J. Wohletz The new summertime flatbread -- with charred corn.
The company prides itself on menu items cooked to order in the stores with fresh ingredients -- no emptying cans, no zapping bowls of pasta in a microwave. And watching chefs Stamper and Massey work together to carefully prepare two new summer dishes -- Summertime Flatbread and the Garden Pesto Sauté -- was almost as much of a treat as eating them. Almost.
The Garden Pesto Sauté is a healthful combination of a pasta dish and a salad -- sort of a "pastalad" -- made with the best gluten-free pasta I've ever eaten, which is not small praise. I have tried making gluten-free pasta at home at least a half-dozen times, and every result is the same: bad. Either the stuff turns to inedible mush, or is so firm it just sits in a bowl, absorbing no sauce and too crunchy to eat.
J. Wohletz Chefs Tessa Stamper and Tina Massey.
When I asked the two chefs how long it took them to find the perfect pasta, they looked at each other with a weary amusement and agreed that it took a solid year. Their labor paid off big: The pasta is a fusilli imported from Italy, 70 percent rice and 30 percent corn-based. It definitely requires TLC, and they prepared the dish carefully. The result was a generous bowl of sweet corn, spinach, feta, red bell peppers, mushrooms, onions and chopped pecans, with everything tossed in a nice, lemony fresh pesto. I give this dish two forks up.
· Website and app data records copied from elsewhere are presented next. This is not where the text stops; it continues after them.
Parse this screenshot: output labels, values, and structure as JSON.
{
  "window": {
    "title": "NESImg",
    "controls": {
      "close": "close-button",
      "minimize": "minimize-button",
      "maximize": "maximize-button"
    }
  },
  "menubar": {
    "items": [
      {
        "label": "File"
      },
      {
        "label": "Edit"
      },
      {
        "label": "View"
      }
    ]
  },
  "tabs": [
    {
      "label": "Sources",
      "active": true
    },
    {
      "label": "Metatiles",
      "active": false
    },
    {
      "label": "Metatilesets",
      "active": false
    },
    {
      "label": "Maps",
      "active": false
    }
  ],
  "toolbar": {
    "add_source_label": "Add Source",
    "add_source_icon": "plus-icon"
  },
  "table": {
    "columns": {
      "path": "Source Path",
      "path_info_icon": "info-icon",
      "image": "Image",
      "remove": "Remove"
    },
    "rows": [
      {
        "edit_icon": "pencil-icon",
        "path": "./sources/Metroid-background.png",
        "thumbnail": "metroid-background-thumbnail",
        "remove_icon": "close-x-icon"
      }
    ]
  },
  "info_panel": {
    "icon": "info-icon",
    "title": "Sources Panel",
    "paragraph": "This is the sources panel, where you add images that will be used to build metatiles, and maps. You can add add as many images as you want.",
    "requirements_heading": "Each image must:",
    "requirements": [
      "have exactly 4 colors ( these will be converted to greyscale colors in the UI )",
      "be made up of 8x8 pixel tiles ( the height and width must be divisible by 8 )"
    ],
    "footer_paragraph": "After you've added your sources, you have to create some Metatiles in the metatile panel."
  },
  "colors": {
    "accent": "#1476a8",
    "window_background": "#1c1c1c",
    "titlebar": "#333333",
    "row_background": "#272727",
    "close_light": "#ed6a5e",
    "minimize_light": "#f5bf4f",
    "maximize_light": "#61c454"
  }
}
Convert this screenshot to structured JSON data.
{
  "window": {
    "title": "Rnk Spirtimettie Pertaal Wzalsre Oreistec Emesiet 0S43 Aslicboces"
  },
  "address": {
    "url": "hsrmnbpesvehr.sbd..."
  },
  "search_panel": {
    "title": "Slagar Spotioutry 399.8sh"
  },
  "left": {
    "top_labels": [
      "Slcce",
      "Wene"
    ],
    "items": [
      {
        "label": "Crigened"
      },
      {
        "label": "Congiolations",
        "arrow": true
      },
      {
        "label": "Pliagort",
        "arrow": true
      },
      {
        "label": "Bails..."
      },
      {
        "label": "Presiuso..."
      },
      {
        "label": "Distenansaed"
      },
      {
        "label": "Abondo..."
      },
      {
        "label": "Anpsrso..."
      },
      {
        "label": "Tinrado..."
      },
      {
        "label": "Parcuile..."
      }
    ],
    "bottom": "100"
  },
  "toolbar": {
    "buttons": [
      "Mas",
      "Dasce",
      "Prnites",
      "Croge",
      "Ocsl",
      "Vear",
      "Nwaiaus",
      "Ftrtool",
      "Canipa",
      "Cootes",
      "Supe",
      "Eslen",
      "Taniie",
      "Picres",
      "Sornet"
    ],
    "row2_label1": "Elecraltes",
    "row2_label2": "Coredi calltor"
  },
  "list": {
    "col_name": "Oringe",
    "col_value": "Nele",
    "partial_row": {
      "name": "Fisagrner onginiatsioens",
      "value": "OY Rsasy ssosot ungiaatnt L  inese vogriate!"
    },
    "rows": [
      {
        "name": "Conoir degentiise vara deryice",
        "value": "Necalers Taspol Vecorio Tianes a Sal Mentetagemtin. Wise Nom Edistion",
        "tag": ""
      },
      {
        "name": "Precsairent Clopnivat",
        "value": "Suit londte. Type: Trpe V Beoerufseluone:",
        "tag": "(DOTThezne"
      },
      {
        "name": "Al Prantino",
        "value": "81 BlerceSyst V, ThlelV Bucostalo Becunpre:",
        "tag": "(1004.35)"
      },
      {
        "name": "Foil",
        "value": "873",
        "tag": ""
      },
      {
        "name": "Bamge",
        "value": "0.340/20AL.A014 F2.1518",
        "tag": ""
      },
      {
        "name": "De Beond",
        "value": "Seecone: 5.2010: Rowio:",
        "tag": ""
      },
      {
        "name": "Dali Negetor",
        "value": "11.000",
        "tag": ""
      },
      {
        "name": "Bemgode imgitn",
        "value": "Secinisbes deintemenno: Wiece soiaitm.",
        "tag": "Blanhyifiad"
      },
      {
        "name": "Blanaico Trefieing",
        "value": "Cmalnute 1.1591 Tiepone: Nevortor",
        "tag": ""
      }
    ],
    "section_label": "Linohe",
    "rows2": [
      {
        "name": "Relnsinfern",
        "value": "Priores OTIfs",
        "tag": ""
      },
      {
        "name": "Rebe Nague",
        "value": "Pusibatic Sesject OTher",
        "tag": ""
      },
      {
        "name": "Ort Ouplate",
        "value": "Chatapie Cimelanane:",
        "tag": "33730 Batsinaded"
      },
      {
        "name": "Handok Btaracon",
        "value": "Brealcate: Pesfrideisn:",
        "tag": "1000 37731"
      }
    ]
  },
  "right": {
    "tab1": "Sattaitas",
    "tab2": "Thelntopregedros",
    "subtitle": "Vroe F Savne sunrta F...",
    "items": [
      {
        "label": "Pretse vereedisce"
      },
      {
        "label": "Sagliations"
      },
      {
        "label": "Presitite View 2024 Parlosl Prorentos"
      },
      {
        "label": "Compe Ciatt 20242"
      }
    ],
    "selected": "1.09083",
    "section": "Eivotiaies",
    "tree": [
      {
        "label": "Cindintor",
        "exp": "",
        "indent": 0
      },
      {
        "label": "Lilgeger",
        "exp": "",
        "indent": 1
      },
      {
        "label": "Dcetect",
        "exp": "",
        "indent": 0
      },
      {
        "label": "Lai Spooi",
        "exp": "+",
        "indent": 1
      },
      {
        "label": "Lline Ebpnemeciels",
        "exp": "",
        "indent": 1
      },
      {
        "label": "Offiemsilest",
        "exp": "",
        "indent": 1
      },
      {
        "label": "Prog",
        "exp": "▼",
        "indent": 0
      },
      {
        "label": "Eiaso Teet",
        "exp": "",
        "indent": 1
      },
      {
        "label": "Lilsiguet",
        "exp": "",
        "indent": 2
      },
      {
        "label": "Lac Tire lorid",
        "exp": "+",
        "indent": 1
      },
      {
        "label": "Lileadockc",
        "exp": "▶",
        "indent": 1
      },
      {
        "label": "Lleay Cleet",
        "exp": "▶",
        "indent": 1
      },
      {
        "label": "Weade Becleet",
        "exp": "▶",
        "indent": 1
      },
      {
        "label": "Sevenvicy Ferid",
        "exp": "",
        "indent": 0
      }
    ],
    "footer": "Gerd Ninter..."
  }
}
The new flatbread appetizer -- topped with pulled pork, feta cheese, fresh spinach leaves, grated Parmesan, fresh tomato slices and some particularly good charred corn -- rated just as high.